# Source records:
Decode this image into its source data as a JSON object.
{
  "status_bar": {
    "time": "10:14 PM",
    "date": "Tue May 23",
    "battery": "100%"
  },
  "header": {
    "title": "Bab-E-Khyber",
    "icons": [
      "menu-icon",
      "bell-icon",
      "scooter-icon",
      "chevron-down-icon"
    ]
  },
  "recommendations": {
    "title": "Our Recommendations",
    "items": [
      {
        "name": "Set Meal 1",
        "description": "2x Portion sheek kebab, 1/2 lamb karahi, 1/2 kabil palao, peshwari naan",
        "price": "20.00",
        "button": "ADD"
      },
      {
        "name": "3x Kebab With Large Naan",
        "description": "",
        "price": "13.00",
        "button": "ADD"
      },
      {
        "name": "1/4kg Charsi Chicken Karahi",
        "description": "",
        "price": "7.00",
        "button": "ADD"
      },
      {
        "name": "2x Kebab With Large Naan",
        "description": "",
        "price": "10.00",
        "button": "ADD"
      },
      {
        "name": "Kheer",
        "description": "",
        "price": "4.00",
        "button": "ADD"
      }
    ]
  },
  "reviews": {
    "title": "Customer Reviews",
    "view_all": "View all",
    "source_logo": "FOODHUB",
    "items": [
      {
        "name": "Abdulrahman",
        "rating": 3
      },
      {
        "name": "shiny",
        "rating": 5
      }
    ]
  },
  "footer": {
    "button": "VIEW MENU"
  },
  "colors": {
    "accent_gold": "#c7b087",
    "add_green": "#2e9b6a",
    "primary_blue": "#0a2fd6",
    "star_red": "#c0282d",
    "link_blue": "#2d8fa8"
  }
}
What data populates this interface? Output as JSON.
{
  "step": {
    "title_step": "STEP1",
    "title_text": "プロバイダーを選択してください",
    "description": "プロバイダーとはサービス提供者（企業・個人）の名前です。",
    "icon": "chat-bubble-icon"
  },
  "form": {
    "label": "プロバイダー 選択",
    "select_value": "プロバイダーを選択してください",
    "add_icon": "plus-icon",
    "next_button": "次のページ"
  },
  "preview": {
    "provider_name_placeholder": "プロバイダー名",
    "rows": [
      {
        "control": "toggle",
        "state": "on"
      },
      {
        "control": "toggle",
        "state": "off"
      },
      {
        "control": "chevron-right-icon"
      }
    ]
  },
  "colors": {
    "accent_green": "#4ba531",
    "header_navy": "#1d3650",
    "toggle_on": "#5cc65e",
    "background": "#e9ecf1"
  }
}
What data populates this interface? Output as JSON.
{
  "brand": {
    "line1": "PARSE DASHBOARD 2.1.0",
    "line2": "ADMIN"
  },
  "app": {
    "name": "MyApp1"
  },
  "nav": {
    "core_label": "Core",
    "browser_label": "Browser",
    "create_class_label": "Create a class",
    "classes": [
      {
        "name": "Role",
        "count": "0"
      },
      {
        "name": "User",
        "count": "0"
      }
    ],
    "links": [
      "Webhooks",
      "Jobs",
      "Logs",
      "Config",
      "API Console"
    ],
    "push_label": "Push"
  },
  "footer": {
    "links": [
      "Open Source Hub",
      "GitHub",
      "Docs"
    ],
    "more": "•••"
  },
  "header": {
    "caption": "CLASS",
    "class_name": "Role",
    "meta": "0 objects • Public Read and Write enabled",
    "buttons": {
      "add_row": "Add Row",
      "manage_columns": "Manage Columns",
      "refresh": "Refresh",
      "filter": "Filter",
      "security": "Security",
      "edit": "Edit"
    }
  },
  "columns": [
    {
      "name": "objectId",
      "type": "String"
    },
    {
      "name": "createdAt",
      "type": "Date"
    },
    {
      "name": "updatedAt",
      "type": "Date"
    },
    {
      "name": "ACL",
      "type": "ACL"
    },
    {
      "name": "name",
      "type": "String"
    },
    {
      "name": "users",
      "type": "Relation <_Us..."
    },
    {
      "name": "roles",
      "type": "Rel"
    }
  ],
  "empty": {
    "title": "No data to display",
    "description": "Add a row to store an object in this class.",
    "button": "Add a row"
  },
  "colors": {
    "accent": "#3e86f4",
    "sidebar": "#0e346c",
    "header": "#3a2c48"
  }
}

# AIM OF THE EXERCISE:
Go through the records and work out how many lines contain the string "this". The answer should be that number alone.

# EXERCISE RESPONSE:
4